With Australia's huge mining investment boom now running out of steam, the construction sector has found solace in the federal government's plan, announced last month, for nearly $24 billion in infrastructure spending over the next six years. But industry executives are concerned about an unforeseen budget deficit and too few incentives for private investment approaches.
The budget is a "long-overdue investment in nation-building infrastructure," says Peter Bailey, CEO of designer Arup Group's Melbourne-based Australasia region. Finance Minister Wayne Swan said the budget includes about $3 billion for Melbourne's new subway, $2.1-billion for road-rail projects in Sydney and $680 million for a Brisbane rail link.
Despite these "welcome" project commitments, federal spending plans do not go far enough to compensate for "evaporating mining-related investment," says Brendan Lyon, CEO of Infrastructure Partnerships Australia. Declining global demand for natural resources and the high value of the Australian dollar have resulted in "the second-largest revenue write-down since the Great Depression," Swan concedes. He says these factors contributed to this year's unexpected $19-billion federal deficit. Even so, the government's predicted peak net debt, at 11.4% of GDP, is a fraction of what U.S and large European economies carry. Australia's economy is shifting toward construction and goods distribution, says the Reserve Bank of Australia.

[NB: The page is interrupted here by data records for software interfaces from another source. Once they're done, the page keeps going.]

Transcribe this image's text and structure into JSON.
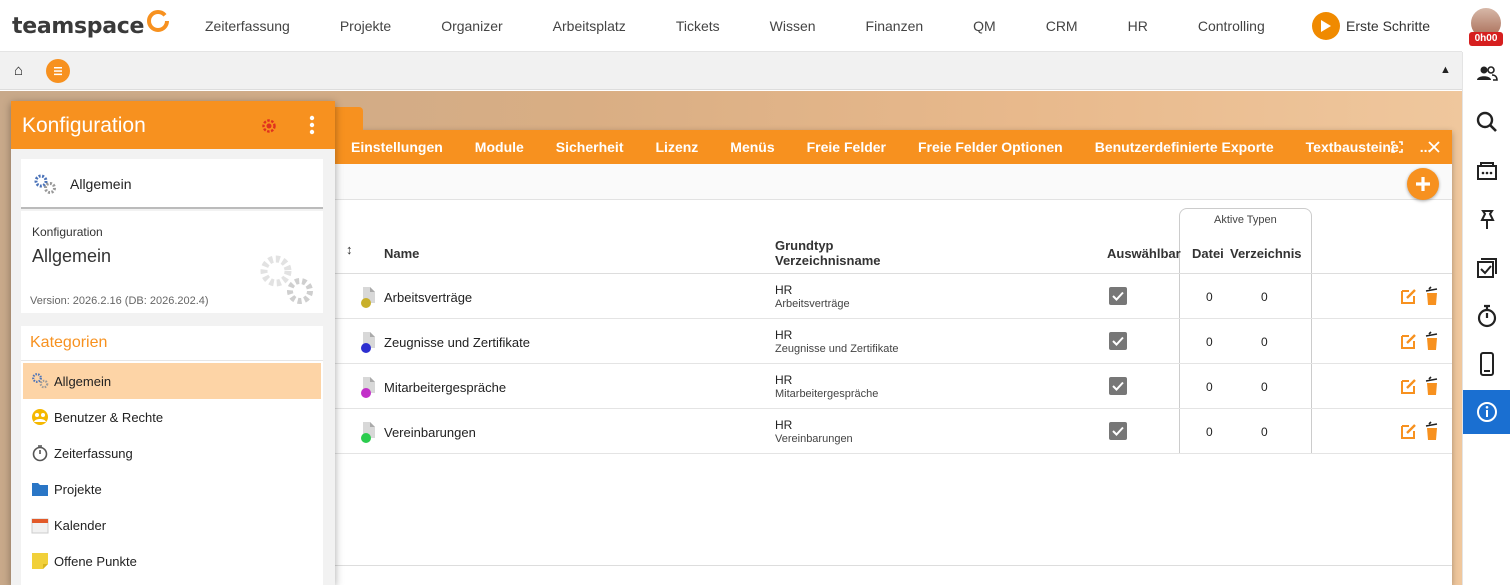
{
  "app": {
    "logo_text": "teamspace"
  },
  "nav": {
    "items": [
      "Zeiterfassung",
      "Projekte",
      "Organizer",
      "Arbeitsplatz",
      "Tickets",
      "Wissen",
      "Finanzen",
      "QM",
      "CRM",
      "HR",
      "Controlling"
    ],
    "erste_schritte": "Erste Schritte",
    "timer_badge": "0h00"
  },
  "subbar": {
    "home_icon": "⌂",
    "collapse_icon": "▲"
  },
  "window": {
    "tabs": [
      "Einstellungen",
      "Module",
      "Sicherheit",
      "Lizenz",
      "Menüs",
      "Freie Felder",
      "Freie Felder Optionen",
      "Benutzerdefinierte Exporte",
      "Textbausteine",
      "..."
    ],
    "table": {
      "headers": {
        "sort": "↕",
        "name": "Name",
        "grundtyp": "Grundtyp",
        "verzeichnisname": "Verzeichnisname",
        "auswaehlbar": "Auswählbar",
        "aktive_typen": "Aktive Typen",
        "datei": "Datei",
        "verzeichnis": "Verzeichnis"
      },
      "rows": [
        {
          "name": "Arbeitsverträge",
          "grundtyp": "HR",
          "verzeichnisname": "Arbeitsverträge",
          "datei": "0",
          "verzeichnis": "0",
          "dot_color": "#c9b02a"
        },
        {
          "name": "Zeugnisse und Zertifikate",
          "grundtyp": "HR",
          "verzeichnisname": "Zeugnisse und Zertifikate",
          "datei": "0",
          "verzeichnis": "0",
          "dot_color": "#2d2fd0"
        },
        {
          "name": "Mitarbeitergespräche",
          "grundtyp": "HR",
          "verzeichnisname": "Mitarbeitergespräche",
          "datei": "0",
          "verzeichnis": "0",
          "dot_color": "#c230c9"
        },
        {
          "name": "Vereinbarungen",
          "grundtyp": "HR",
          "verzeichnisname": "Vereinbarungen",
          "datei": "0",
          "verzeichnis": "0",
          "dot_color": "#2bcc4e"
        }
      ]
    }
  },
  "panel": {
    "title": "Konfiguration",
    "card1_label": "Allgemein",
    "card2_label": "Konfiguration",
    "card2_title": "Allgemein",
    "version": "Version: 2026.2.16 (DB: 2026.202.4)",
    "kategorien_title": "Kategorien",
    "kategorien": [
      {
        "label": "Allgemein",
        "icon": "gears-icon"
      },
      {
        "label": "Benutzer & Rechte",
        "icon": "users-icon"
      },
      {
        "label": "Zeiterfassung",
        "icon": "stopwatch-icon"
      },
      {
        "label": "Projekte",
        "icon": "folder-icon"
      },
      {
        "label": "Kalender",
        "icon": "calendar-icon"
      },
      {
        "label": "Offene Punkte",
        "icon": "sticky-note-icon"
      }
    ]
  },
  "colors": {
    "accent": "#f7911f",
    "active_blue": "#1a6fd1",
    "active_item": "#fdd4a6"
  }
}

But with a backlog of needs, "more needs to be done to encourage private-sector investment through the appropriate sharing of risk or provision of tax incentives," Bailey said. Published reports in Australia say the government is exploring industry's call for a federal-state infrastructure investment fund that would offer institutional and retail investors better long-term returns than government bond rates. While engineering and construction "reached phenomenal heights" during the resources boom, activity "is expected to remain strong," says industry group Master Builders Australia.